The troupe has the ability to perform a variety of traditional folk dances and songs from all cultures and ethnic tribes of Uganda with full orchestration. In addition, the troupe has embarked on research into learning other traditional songs and dances from the neighbouring countries and at the moment, we can ably perform a few songs and dances from Rwanda, Kenya, Sudan, Burundi and Tanzania.
In addition to energetic traditional dances, and soothing & well amplified folk songs, we give educative commentaries purposely to enable our audience understand the root of the various cultures of Uganda. At times, we have tried to be comical just to spice the performances. The combination is just amazing.
Our orchestration consists of a number of instruments rallying from:
Xylophones (melodic percussion)
The xylophone also called ‘amadinda’ is one of the key instruments used in the Africa orchestra, from which all other instruments pick key to play in harmony. Its size ranges from the smallest 9-12 slabs and the big one from 15-22 slabs. It’s mainly used by the Basoga (Eastern Uganda) and the Baganda (Central Uganda).
Thumb piano (melodic percussion)
The instrument also called akogo or likembe is made out of wooden box and metallic pieces which are tuned to produce very beautiful sound. Its also one of those instruments you can find in almost all the parts of Africa.
Shakers (Ensansi, Acacence, Ebinyege)
These take on different forms which include the gourd shakers traditionally called ensaasi, rattles (binyege) that are mainly tied on men’s legs while dancing, and acacencce which is made out of a stick box and small metallic balls. These percussive instruments help in exciting other instruments while playing in a group.
Drums (membrano phones)
Traditionally called engoma, are the commonest modes of accompaniment used in all dances and songs in Africa. Traditionally, they were used as a mode of communication calling on people for communal work, meetings, alert them about danger and also entertainment. Drums take on the different forms and shapes depending on the region and the part of the continent they came from. Drums are a royal symbol of leadership.
Tube Fiddle, endingidi

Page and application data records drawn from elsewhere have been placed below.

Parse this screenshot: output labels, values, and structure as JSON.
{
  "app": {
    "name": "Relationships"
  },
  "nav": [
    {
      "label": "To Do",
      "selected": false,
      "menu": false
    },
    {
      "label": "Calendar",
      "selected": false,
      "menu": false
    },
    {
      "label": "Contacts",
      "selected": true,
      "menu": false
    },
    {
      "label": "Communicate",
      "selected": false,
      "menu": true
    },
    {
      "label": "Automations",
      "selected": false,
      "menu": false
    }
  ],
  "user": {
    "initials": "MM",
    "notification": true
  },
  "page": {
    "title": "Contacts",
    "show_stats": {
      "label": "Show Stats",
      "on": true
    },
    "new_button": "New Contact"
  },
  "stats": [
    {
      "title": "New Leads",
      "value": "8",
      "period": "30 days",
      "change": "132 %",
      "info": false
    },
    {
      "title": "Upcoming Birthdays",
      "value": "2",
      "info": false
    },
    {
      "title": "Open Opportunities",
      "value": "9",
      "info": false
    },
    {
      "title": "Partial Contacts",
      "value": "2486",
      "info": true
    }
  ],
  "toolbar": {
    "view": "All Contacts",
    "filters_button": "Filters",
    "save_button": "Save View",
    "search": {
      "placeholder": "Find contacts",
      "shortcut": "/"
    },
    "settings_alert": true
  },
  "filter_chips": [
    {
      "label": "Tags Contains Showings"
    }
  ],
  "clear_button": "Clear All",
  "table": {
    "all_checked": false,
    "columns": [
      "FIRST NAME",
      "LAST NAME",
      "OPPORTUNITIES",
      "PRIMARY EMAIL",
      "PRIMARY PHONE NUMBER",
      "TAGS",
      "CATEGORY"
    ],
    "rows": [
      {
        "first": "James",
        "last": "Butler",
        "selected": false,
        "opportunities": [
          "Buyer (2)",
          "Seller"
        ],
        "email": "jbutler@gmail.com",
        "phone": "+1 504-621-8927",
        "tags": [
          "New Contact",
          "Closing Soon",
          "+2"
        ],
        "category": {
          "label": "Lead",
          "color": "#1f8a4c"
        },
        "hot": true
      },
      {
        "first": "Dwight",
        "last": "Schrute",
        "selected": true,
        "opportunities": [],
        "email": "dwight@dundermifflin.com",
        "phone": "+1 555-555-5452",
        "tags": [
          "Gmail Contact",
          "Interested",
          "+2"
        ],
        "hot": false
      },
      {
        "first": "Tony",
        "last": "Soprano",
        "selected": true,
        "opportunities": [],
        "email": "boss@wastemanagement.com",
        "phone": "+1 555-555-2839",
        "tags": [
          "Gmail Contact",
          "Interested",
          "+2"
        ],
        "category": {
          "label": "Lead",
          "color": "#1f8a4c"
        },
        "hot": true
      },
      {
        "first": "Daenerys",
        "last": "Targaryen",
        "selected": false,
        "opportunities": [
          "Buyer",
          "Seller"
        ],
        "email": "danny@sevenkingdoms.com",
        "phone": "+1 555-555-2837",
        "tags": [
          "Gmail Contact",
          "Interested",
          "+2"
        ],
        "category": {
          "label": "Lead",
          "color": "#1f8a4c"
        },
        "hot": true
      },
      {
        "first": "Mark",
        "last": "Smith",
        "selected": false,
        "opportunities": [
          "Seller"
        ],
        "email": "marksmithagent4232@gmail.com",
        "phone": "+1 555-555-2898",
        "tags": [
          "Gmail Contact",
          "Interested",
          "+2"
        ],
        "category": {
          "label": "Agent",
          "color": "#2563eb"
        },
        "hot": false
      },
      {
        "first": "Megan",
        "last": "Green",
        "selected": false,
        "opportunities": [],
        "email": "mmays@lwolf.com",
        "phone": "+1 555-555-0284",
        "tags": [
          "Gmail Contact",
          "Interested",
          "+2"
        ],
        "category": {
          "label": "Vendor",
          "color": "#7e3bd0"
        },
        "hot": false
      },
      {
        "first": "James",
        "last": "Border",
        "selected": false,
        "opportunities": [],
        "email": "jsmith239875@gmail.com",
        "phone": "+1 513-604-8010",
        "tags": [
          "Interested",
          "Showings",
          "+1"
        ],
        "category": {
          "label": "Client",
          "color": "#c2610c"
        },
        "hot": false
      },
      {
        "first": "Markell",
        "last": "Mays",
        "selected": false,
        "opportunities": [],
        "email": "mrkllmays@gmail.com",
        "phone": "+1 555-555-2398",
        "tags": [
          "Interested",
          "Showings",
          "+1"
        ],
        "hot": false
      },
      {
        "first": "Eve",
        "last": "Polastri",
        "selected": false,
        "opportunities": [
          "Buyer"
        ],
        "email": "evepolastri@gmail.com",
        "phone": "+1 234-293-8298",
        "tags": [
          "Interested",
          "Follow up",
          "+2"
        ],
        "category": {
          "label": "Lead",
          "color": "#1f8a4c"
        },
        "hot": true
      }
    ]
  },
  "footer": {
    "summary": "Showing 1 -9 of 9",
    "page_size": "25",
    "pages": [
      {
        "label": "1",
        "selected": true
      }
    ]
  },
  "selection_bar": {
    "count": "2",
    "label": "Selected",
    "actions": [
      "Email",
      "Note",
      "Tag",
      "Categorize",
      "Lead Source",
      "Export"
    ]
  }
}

This is the one the those very popular instruments found in almost all cultures of Uganda. It is a single stringed instrument whose string can be adjusted by tightening and loosening to produce a fixed pitch from which other tonal sounds can be found by touching in different positions of the string with one finger.
It has got one string that is rolled up and down to make a network of strings on the instrument. It is played as solo and mainly accompanies African poetry, recitations and sometimes used to accompany the Kizino dance among the Bakiga from Kigezi hills of Kabale. (Western Uganda).
Bow harp, adungu
The adungu is believed to have originated from South Africa through Dr Congo then to Uganda. The technique of playing this instrument is by plucking its 9 strings and sounds beautiful when played in harmony. It is a widely played instrument through out Africa.
Endongo/ Entongori has 8 Strings and when played, it produces sound that gives a feeling of small rain drops falling on a roof. It’s believed to have originated from Busoga – Eastern Uganda to Buganda – Central Region. It can be played as a solo instrument or as accompaniment to mainly Embaga dance among the baganda.
This is one of the most popular instruments in the world. It is found in almost all cultures of the world and was one of the instruments that were played during the migration period in Uganda. It gave people company while they moved from place to place. It is the most versatile instrument mainly made out of wood known as Bamboo.
They are also called Ekwanzi traditionally. They consist of Bamboo sticks cut and pitched to sound a particular musical note. They are mainly played by the young people as part of the fun and also can colour with sweet sounds in the accompaniment of songs and dances in Uganda.
The magical African trumpet traditionally called Agwara is one of the exciting instruments that when played in a set, they produce sound that gives a feeling of swam of bees moving in the air. It originates from the West Nile. There are also the horns traditionally called Amakondere that originate from Bunyoro and Toro. These are mainly used in processions.